===== EXTRACTED ENTRIES =====
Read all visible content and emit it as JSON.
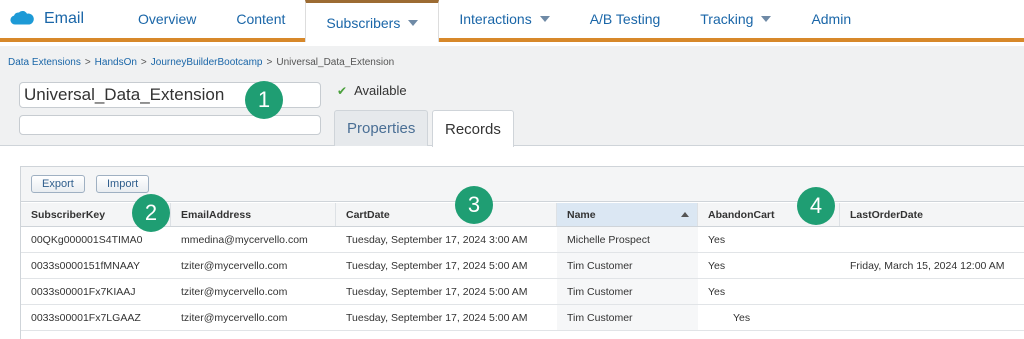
{
  "app": {
    "name": "Email"
  },
  "nav": [
    {
      "label": "Overview",
      "dropdown": false,
      "active": false
    },
    {
      "label": "Content",
      "dropdown": false,
      "active": false
    },
    {
      "label": "Subscribers",
      "dropdown": true,
      "active": true
    },
    {
      "label": "Interactions",
      "dropdown": true,
      "active": false
    },
    {
      "label": "A/B Testing",
      "dropdown": false,
      "active": false
    },
    {
      "label": "Tracking",
      "dropdown": true,
      "active": false
    },
    {
      "label": "Admin",
      "dropdown": false,
      "active": false
    }
  ],
  "breadcrumb": [
    "Data Extensions",
    "HandsOn",
    "JourneyBuilderBootcamp",
    "Universal_Data_Extension"
  ],
  "breadcrumb_separator": ">",
  "extension": {
    "name": "Universal_Data_Extension",
    "description": "",
    "status": "Available"
  },
  "tabs": {
    "properties": "Properties",
    "records": "Records"
  },
  "toolbar": {
    "export_label": "Export",
    "import_label": "Import"
  },
  "markers": [
    "1",
    "2",
    "3",
    "4"
  ],
  "table": {
    "columns": [
      "SubscriberKey",
      "EmailAddress",
      "CartDate",
      "Name",
      "AbandonCart",
      "LastOrderDate"
    ],
    "sorted_column": "Name",
    "rows": [
      [
        "00QKg000001S4TIMA0",
        "mmedina@mycervello.com",
        "Tuesday, September 17, 2024 3:00 AM",
        "Michelle Prospect",
        "Yes",
        ""
      ],
      [
        "0033s0000151fMNAAY",
        "tziter@mycervello.com",
        "Tuesday, September 17, 2024 5:00 AM",
        "Tim Customer",
        "Yes",
        "Friday, March 15, 2024 12:00 AM"
      ],
      [
        "0033s00001Fx7KIAAJ",
        "tziter@mycervello.com",
        "Tuesday, September 17, 2024 5:00 AM",
        "Tim Customer",
        "Yes",
        ""
      ],
      [
        "0033s00001Fx7LGAAZ",
        "tziter@mycervello.com",
        "Tuesday, September 17, 2024 5:00 AM",
        "Tim Customer",
        "Yes",
        ""
      ]
    ]
  },
  "colors": {
    "accent_bar": "#d7882a",
    "link": "#1a66a8",
    "marker": "#1f9e73",
    "check": "#4aa03c"
  }
}
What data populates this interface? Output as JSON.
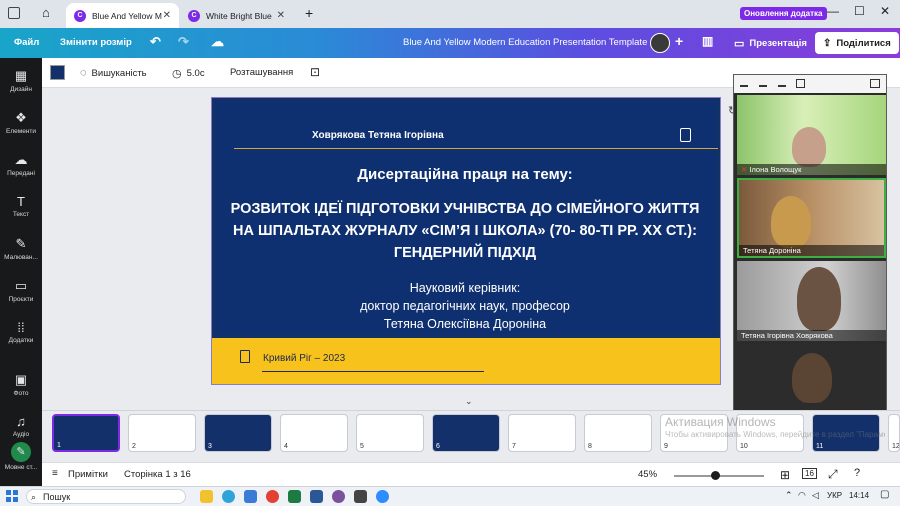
{
  "browser": {
    "tabs": [
      {
        "label": "Blue And Yellow M",
        "active": true
      },
      {
        "label": "White Bright Blue",
        "active": false
      }
    ],
    "update_label": "Оновлення додатка"
  },
  "header": {
    "file": "Файл",
    "resize": "Змінити розмір",
    "doc_title": "Blue And Yellow Modern Education Presentation Template",
    "present": "Презентація",
    "share": "Поділитися"
  },
  "rail": [
    {
      "label": "Дизайн",
      "icon": "layout-icon"
    },
    {
      "label": "Елементи",
      "icon": "elements-icon"
    },
    {
      "label": "Передані",
      "icon": "upload-icon"
    },
    {
      "label": "Текст",
      "icon": "text-icon"
    },
    {
      "label": "Малюван...",
      "icon": "draw-icon"
    },
    {
      "label": "Проєкти",
      "icon": "folder-icon"
    },
    {
      "label": "Додатки",
      "icon": "apps-icon"
    },
    {
      "label": "Фото",
      "icon": "photo-icon"
    },
    {
      "label": "Аудіо",
      "icon": "audio-icon"
    },
    {
      "label": "Мовне ст...",
      "icon": "magic-icon"
    }
  ],
  "toolbar": {
    "transparency": "Вишуканість",
    "duration": "5.0с",
    "position": "Розташування"
  },
  "slide": {
    "author": "Ховрякова  Тетяна Ігорівна",
    "topic_label": "Дисертаційна праця на тему:",
    "topic": "РОЗВИТОК ІДЕЇ ПІДГОТОВКИ УЧНІВСТВА ДО СІМЕЙНОГО ЖИТТЯ НА ШПАЛЬТАХ ЖУРНАЛУ «СІМ’Я І ШКОЛА» (70- 80-ТІ РР. ХХ СТ.): ГЕНДЕРНИЙ ПІДХІД",
    "supervisor_label": "Науковий керівник:",
    "supervisor_title": "доктор педагогічних наук, професор",
    "supervisor_name": "Тетяна Олексіївна Дороніна",
    "city_year": "Кривий Ріг – 2023"
  },
  "call": {
    "participants": [
      {
        "name": "Ілона Волощук"
      },
      {
        "name": "Тетяна Дороніна"
      },
      {
        "name": "Тетяна Ігорівна Ховрякова"
      },
      {
        "name": ""
      }
    ]
  },
  "thumbnails": [
    "1",
    "2",
    "3",
    "4",
    "5",
    "6",
    "7",
    "8",
    "9",
    "10",
    "11",
    "12"
  ],
  "statusbar": {
    "notes": "Примітки",
    "page": "Сторінка 1 з 16",
    "zoom": "45%",
    "zoom_fraction": 0.45,
    "pages_count": "16"
  },
  "taskbar": {
    "search": "Пошук",
    "lang": "УКР",
    "time": "14:14"
  },
  "watermark": {
    "line1": "Активация Windows",
    "line2": "Чтобы активировать Windows, перейдите в раздел \"Параметры\"."
  }
}
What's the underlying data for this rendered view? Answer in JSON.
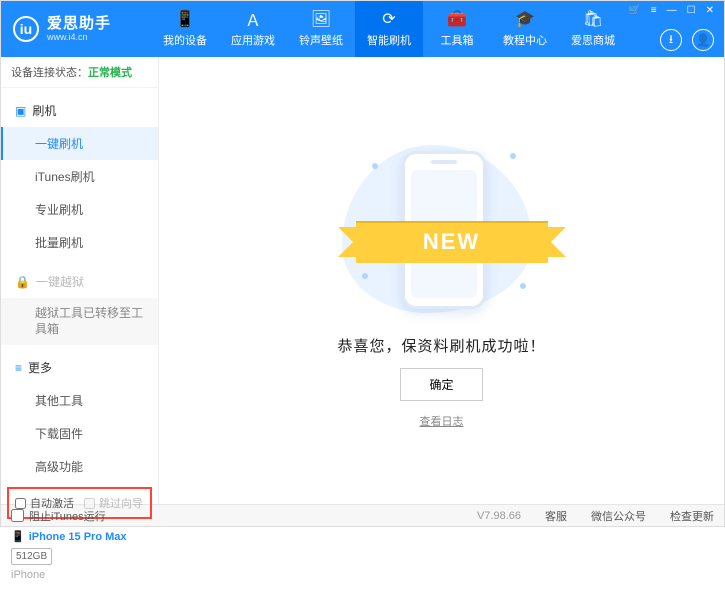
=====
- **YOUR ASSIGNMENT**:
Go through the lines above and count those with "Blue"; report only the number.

- **ANSWER BOX**:
3